In the US, according to the Drug Price Competition and Patent Term Restoration Act, or the Hatch-Waxman Act, 1984 , the patent term can be extended up to 5 years, however, the total patent term (including extension) should not be more than 14 years after the date of approval of the product by FDA. This period may be extended by a period of another six months of Pediatric Exclusivity.
The European Patent Office similarly provides an extension of protection in this regards, by giving the Supplementary Protection Certificate (SPC).  The SPC allows extending the Patent term by 5 years. however, the total patent term (including extension) should not be more than 15 years after the date of approval of the product by the European Medicines Agency. Additional 6 months’ protection is given to medicinal preparation to treat children (Pediatric Formulations). This extension is not applicable to orphan drugs 
The US FDA grants different types of Non-Patent Exclusivities  –
The table below summarizes these exclusivities in relation to whether innovator and/or generic players can avail them.
Table 1. Scheme of Exclusivities granted by the US FDA
|Sr. No.||Description||NDA Applicant||ANDA Applicants|
|1||New Chemical Entity (NCE)||5 years||NA|
|2||New Clinical Investigation (NCI) (Same drug, different route of administration or another form of the same drug, e.g. salt form)||3 years||NA|
|3||First Abbreviated New Drug Application, under Para (IV), with applicant successfully proving the innovators patent invalid, or not infringing, or in case the infringement suit is not filed within 45 days of application||NA||6 months|
|4||Antibiotics with Qualified Infectious Disease Product (QIDP) designation to treat serious conditions||5 additional years||NA|
|5||Drugs to treat rare disease (Orphan Drugs)||7 years||NA|
|6||Pediatric preparation||6 additional months||NA|
The European Medicines Agency, after 2005,started the 8+2(+1) formula which dictates that the innovator will be getting 8 years’ data exclusivity, and 2 years of market protection, during which no generic can be placed on the market, and an additional 1 year exclusivity for the new indication which shows significant clinical benefit (same as NCI in the US). Prior to this rule, there was a distinction for nationalized procedure and centralized procedure. The following table indicates the exclusivity period based on the application date and type.

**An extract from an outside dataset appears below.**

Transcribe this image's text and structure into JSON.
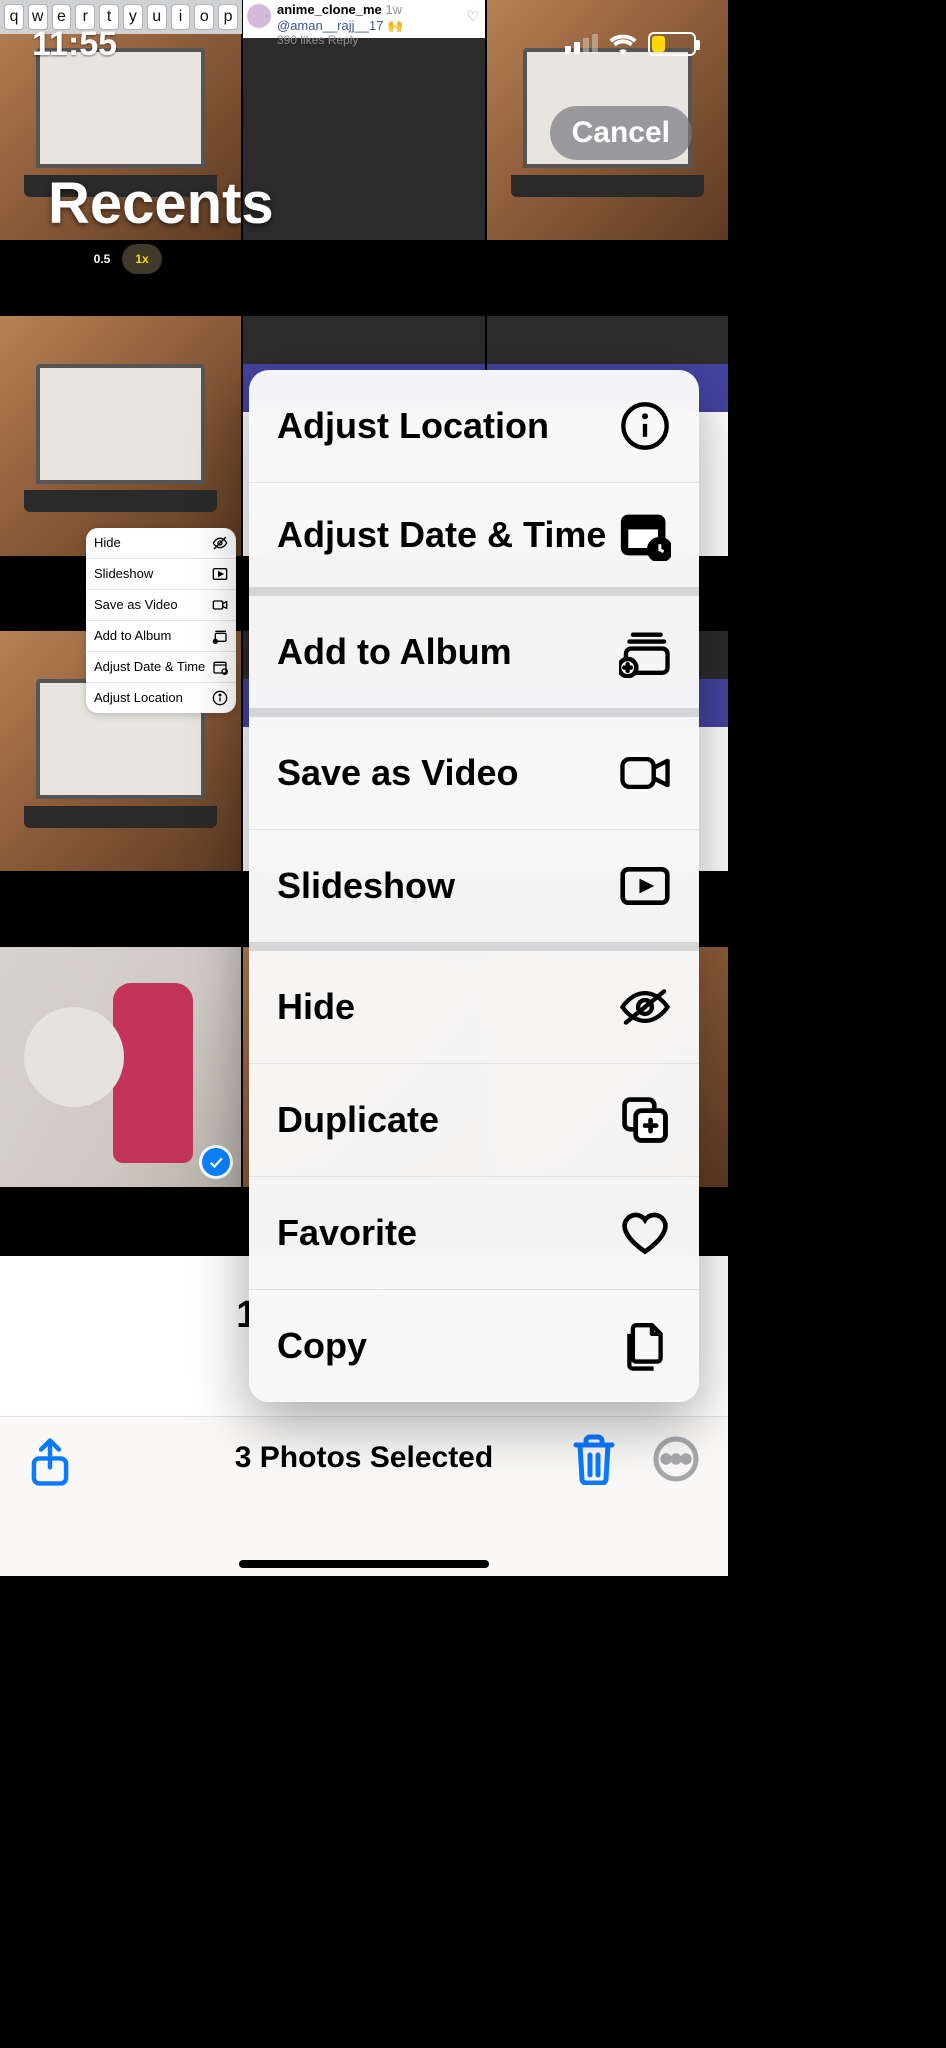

|Date of submission of application||For Centralized Procedure||For Nationalized Procedure|
|10 years’ data exclusivity||6a or 10b years’ data exclusivity|
|8 years data exclusivity+2 years market protection

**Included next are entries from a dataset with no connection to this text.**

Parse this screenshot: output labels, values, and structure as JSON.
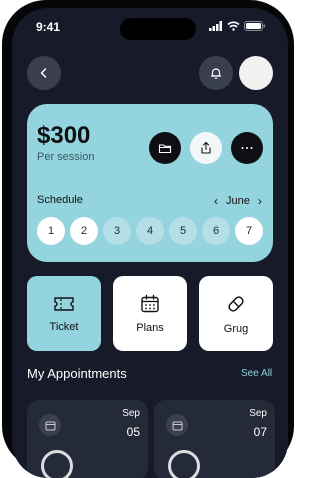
{
  "status_bar": {
    "time": "9:41"
  },
  "header": {
    "back_icon": "chevron-left-icon",
    "notification_icon": "bell-icon"
  },
  "session_card": {
    "price": "$300",
    "price_sub": "Per session",
    "actions": [
      "folder-icon",
      "share-icon",
      "more-icon"
    ],
    "schedule_label": "Schedule",
    "month": "June",
    "days": [
      {
        "label": "1",
        "active": true
      },
      {
        "label": "2",
        "active": true
      },
      {
        "label": "3",
        "active": false
      },
      {
        "label": "4",
        "active": false
      },
      {
        "label": "5",
        "active": false
      },
      {
        "label": "6",
        "active": false
      },
      {
        "label": "7",
        "active": true
      }
    ]
  },
  "tiles": [
    {
      "label": "Ticket",
      "icon": "ticket-icon"
    },
    {
      "label": "Plans",
      "icon": "calendar-icon"
    },
    {
      "label": "Grug",
      "icon": "pill-icon"
    }
  ],
  "appointments": {
    "title": "My Appointments",
    "see_all": "See All",
    "items": [
      {
        "month": "Sep",
        "day": "05"
      },
      {
        "month": "Sep",
        "day": "07"
      }
    ]
  },
  "colors": {
    "background": "#171b29",
    "card": "#94d4df",
    "accent": "#8fd3e1",
    "tile_active": "#94d4df",
    "tile": "#ffffff"
  }
}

(+1 year market protection for the new indication showing significant clinical benefit)
a – Austria, Denmark, Finland, Ireland, Portugal, Spain, Greece, Poland, Czech Republic, Hungary, Lithuania, Latvia, Sweden, Slovakia, Malta, Estonia, Cyprus, Bulgaria, Romania, Norway, Iceland, and Liechtenstein. (‘6-year countries’)
b – Belgium, Germany, France, Italy, Netherlands, Sweden, United Kingdom, Luxembourg. (’10 year countries’)
In addition to this, the orphan drugs get 2 more years of exclusivity. , 
India has not, as of yet, implemented such provisions, because-
These provisions have long been sought by the Big Pharma lobby of the developed nations, by criticizing India’s ‘weak’ IP policies. Companies like Bayer, Novartis have tried to tweak with the legislature for the same purpose.  Several generic pharma companies and access-to-medicines activists like Médecins Sans Frontières (Doctors without Borders) have constantly warned India about the effects of such provisions, saying that India will no longer remain the ‘Pharmacy of the world’. 
Implementing these would be advantageous only to the innovator companies, and millions will be stripped off their right to live a healthy life. This is being sugarcoated to say that these provisions will boost the trade and innovation in India. On the other hand, if these provisions are not introduced, India will be under constant pressure to do so at the earliest, but it won’t kill anyone. Now it is up to the policy makers whom they are going to put first.